Point is, they’re on the brink, and you need to show them they’re in good hands… and give them all the information they need to decide on whether they’ll buy your book or not.

In Linda’s case:

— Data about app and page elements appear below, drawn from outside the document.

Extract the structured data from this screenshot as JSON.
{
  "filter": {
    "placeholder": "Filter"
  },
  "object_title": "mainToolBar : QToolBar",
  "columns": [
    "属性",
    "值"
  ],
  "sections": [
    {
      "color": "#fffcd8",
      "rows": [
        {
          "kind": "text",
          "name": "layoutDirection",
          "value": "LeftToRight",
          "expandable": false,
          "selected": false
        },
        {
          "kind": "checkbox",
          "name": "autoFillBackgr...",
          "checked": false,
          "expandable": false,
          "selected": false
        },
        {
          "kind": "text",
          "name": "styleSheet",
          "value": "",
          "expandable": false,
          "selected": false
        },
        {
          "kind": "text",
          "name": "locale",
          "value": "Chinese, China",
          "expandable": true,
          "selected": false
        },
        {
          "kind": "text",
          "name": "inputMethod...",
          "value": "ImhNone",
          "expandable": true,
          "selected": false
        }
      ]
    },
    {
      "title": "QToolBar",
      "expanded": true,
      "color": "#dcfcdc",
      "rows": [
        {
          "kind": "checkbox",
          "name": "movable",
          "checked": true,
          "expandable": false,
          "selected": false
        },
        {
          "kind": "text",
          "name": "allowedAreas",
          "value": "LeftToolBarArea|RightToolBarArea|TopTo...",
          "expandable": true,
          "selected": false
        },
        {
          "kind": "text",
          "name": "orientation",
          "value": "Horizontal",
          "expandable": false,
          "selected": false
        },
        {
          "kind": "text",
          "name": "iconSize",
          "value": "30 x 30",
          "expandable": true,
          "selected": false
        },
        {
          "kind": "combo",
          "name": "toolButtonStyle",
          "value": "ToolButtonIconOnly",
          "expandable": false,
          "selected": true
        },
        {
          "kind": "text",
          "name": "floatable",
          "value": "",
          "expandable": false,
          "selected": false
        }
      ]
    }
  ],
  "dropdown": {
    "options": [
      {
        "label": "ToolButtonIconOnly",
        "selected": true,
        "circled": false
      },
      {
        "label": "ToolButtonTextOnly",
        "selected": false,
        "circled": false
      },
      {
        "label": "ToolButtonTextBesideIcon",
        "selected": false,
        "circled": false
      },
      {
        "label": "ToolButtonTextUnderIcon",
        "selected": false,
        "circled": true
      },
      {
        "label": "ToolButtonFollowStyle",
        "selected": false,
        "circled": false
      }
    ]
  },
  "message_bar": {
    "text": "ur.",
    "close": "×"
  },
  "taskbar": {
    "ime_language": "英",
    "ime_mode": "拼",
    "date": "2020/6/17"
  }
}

  • I’d lose the sidebar that has a repeat of her Amazon widget, her social media links, her “recent comments” and her blog roll.  Keep the focus purely on the book.  (From a design standpoint, the two book covers next to each other is a little distracting.)
  • Personally, I’d recommend losing the quote from Emily Dickinson, lovely though it is.  (And it is lovely, I’m not just saying that.)
  • I’d cut the paragraph: “The Brevity of Roses is a contemporary tale of love, loss, and redemption told through the voices of one man and two women. The story is set in the fictional California towns of Coelho and Bahia de Sueños.”  It shows us about the story, but people don’t say “I’m looking for a  story told from the voices of one man and two women.”  They love the story arc itself; in literary fiction, they might prefer the voice.  Either way, this paragraph doesn’t work towards convincing a reader.
  • I’d bump up the back cover copy… bring it up, front and center.  Maybe even open with a block quote sentence from the novel, that captures the feel or theme, instead of the Emily Dickinson quote.
  • I wouldn’t refer to the links to the excerpt, or reader reviews, etc.  I wouldn’t include the character who’s who at all, simply because it doesn’t seem fitting — whereas if she were writing an epic world-building fantasy saga or historical family drama, then that would make sense, but not for a women’s fiction necessarily.  (Unless she’s building a series…but even then, not until other books are available.)
  • Instead of reader reviews, I would only include either the author “blurb” cover quotes, or review quotes from book bloggers or review sites.  Instead of linking to them, I’d have them as emphasized block quotes, right there on the page.
  • I would include buy links on the page itself; just because the widget’s removed doesn’t mean it shouldn’t be there.  Definitely include an affiliate-sale link to Amazon; also Smashwords, and anywhere else available.
  • I would include the excerpt on the page.  Don’t make them click to it: provide it, right there.  That’s the hook — that should be what sells them.
  • Ask for the buy.  Don’t just say: “Available for sale.”  Say:  “Buy now.”  (That doesn’t mean you’re going to add “SUNDAY!  SUNDAY! SUNDAY!” or anything crass… but it turns out people need some sort of direction.  That’s where the call to action comes in.)

 

Okay, that’s it for today.

Next week:  Part 2 — the next 5 steps.

If you found this helpful, or just want to  wallop one of your friends with a 1700 word read, please re-tweet! 🙂